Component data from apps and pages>

|---|

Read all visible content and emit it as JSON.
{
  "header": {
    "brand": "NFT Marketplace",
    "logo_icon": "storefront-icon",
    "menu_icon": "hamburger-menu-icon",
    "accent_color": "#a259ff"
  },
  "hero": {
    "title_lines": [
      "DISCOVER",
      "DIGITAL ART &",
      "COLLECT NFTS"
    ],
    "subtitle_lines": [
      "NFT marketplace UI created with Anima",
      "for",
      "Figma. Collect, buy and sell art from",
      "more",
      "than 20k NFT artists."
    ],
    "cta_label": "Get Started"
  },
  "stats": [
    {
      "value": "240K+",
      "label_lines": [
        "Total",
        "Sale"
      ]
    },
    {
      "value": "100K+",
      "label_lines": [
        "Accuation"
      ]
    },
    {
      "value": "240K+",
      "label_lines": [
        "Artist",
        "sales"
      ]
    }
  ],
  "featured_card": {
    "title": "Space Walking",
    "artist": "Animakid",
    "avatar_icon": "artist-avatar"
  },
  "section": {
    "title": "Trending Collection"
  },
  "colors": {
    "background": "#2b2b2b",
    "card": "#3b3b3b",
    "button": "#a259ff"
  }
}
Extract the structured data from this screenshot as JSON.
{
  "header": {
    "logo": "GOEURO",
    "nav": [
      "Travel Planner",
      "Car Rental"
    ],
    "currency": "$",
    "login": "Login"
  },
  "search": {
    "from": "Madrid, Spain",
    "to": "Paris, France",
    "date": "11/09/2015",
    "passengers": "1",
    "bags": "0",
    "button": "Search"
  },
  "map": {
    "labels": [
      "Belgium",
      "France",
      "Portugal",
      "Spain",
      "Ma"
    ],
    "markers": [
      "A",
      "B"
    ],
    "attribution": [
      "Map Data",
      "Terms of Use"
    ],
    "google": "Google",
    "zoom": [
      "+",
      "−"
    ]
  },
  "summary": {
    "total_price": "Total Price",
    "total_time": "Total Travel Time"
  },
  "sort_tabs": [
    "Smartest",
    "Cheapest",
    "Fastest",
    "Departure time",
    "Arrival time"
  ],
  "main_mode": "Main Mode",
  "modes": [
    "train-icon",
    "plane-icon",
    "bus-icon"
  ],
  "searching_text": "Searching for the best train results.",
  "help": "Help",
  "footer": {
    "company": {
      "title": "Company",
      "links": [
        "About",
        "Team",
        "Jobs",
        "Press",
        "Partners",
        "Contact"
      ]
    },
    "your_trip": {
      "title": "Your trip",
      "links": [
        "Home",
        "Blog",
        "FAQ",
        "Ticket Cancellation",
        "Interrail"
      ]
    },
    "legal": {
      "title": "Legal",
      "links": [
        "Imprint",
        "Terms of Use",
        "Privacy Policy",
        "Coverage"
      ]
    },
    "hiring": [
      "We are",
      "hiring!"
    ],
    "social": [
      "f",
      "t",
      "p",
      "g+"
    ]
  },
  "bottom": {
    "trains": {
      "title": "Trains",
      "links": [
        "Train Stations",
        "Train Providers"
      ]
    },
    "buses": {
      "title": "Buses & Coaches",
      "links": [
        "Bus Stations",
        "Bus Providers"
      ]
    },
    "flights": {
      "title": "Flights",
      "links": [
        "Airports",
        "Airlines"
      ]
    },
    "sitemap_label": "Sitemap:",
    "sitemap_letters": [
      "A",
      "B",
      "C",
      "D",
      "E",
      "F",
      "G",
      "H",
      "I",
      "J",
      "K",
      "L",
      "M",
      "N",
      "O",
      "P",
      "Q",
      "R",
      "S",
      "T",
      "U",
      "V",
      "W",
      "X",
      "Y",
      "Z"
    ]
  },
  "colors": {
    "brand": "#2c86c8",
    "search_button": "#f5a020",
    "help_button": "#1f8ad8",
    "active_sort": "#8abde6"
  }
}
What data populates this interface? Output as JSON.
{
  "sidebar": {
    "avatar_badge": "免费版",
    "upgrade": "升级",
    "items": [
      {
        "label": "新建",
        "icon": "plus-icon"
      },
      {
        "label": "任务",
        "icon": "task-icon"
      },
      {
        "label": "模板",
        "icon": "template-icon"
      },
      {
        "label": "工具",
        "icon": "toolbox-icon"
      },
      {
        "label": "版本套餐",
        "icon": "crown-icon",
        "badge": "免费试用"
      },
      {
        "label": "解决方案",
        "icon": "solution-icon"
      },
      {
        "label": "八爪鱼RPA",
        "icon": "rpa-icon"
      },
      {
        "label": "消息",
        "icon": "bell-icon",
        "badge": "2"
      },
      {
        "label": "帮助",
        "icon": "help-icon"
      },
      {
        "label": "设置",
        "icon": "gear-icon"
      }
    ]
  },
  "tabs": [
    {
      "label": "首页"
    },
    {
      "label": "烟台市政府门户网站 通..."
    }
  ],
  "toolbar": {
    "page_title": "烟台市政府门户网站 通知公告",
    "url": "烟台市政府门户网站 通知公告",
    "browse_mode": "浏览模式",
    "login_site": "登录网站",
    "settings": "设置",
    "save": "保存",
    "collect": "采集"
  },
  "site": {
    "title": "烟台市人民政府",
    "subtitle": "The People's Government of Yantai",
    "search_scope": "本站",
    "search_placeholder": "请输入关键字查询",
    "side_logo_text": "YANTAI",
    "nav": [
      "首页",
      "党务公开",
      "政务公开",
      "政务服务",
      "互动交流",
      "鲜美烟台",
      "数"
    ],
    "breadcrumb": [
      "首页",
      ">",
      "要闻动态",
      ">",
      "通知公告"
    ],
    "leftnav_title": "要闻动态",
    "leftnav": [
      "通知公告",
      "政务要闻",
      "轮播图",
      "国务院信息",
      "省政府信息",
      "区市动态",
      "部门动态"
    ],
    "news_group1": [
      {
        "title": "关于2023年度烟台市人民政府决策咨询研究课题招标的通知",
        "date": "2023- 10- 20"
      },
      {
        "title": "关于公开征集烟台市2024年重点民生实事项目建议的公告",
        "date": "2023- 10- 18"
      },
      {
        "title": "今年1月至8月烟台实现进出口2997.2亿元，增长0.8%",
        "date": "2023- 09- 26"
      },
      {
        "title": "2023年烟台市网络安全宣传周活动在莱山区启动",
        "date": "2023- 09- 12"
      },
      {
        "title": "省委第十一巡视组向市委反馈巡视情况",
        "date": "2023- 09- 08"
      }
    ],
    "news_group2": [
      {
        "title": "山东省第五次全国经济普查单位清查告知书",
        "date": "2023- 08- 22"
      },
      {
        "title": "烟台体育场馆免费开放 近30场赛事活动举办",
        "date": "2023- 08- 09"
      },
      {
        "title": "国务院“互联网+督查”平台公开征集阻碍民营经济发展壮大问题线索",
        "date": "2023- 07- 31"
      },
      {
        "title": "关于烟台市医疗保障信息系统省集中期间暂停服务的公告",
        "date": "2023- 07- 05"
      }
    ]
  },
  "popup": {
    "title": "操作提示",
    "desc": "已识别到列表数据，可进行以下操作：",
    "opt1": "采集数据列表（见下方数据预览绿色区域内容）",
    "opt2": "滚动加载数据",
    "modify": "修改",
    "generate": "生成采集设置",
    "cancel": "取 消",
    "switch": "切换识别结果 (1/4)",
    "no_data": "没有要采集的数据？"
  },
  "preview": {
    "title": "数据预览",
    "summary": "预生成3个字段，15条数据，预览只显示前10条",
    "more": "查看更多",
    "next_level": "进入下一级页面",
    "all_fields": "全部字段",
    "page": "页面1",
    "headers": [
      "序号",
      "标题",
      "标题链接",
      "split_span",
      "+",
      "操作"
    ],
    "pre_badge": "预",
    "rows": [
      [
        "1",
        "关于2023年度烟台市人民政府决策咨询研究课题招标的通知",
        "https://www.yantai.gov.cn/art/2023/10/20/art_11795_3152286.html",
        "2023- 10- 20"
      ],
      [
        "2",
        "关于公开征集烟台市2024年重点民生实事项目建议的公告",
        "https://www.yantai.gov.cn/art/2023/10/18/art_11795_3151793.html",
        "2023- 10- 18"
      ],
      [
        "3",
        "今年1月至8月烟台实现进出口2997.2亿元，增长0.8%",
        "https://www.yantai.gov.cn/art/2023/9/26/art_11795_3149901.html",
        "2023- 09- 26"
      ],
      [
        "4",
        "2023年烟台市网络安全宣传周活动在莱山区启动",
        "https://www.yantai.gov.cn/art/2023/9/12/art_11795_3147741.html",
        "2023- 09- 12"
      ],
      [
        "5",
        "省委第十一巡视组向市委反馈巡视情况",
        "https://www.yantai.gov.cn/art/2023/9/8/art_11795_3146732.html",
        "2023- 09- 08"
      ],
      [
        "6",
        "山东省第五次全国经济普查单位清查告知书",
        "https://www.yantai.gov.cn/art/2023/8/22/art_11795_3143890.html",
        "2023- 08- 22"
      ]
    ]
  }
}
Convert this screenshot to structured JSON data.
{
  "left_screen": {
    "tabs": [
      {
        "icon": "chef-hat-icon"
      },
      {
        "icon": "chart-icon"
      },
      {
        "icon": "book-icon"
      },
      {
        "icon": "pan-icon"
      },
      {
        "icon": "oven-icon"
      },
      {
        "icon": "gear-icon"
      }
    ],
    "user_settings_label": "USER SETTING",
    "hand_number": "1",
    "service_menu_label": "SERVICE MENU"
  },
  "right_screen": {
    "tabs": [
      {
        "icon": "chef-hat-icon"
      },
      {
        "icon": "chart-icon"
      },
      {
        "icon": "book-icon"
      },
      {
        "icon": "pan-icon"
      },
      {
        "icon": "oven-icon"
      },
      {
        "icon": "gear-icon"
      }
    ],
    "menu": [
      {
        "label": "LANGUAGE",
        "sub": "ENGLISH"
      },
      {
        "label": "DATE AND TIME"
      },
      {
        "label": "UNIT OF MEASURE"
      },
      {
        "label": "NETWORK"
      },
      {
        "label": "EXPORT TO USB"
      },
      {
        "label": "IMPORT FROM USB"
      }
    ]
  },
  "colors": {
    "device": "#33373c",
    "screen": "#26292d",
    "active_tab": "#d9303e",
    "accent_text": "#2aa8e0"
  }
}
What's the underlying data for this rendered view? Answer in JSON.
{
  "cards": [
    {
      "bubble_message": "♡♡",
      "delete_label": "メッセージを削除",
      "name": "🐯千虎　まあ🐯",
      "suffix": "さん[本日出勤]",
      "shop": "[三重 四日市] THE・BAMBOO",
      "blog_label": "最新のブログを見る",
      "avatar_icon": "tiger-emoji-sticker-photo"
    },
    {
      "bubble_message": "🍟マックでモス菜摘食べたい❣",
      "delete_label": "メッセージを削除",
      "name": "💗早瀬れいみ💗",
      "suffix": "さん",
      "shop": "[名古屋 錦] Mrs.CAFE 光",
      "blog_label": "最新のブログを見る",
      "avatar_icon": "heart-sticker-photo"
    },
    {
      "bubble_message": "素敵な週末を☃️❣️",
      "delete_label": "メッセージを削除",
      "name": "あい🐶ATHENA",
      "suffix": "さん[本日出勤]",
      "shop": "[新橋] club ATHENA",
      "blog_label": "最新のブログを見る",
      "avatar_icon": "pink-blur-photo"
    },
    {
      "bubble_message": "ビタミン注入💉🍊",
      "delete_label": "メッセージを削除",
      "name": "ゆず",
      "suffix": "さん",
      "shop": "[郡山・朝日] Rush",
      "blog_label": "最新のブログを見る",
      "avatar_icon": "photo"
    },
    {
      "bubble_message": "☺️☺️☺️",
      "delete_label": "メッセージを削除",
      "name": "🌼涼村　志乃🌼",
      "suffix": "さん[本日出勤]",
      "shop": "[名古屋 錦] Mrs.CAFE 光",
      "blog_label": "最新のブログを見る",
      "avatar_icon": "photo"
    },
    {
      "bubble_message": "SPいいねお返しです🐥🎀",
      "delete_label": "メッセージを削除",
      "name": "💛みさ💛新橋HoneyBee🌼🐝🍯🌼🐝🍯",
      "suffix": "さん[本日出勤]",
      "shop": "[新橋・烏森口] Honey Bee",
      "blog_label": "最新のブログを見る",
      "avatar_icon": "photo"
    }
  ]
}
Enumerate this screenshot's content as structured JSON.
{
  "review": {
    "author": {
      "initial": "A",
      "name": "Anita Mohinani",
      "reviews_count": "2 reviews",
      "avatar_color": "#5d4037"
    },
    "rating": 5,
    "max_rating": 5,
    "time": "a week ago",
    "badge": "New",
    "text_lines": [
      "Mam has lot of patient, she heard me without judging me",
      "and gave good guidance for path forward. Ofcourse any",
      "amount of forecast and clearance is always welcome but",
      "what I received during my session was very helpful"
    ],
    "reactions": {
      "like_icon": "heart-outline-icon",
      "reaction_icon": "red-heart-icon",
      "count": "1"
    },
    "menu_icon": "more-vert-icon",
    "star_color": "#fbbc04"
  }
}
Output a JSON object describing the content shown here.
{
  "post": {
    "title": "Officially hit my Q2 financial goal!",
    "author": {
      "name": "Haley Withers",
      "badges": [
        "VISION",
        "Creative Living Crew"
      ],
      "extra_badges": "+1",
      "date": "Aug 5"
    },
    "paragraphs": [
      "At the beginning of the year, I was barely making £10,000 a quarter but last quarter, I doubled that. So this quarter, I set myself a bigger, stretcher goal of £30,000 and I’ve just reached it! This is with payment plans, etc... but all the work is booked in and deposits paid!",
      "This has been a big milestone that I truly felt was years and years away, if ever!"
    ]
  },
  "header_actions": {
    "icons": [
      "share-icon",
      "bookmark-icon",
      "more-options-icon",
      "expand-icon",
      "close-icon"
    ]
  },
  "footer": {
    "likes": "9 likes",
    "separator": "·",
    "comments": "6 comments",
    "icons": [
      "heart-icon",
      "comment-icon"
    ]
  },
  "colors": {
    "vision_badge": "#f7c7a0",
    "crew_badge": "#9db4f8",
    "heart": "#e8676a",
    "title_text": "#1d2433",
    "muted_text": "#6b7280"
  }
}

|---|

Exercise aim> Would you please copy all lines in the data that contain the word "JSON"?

Answer box>
Read all visible content and emit it as JSON.
Extract the structured data from this screenshot as JSON.
What data populates this interface? Output as JSON.
Convert this screenshot to structured JSON data.
What's the underlying data for this rendered view? Answer in JSON.
Enumerate this screenshot's content as structured JSON.
Output a JSON object describing the content shown here.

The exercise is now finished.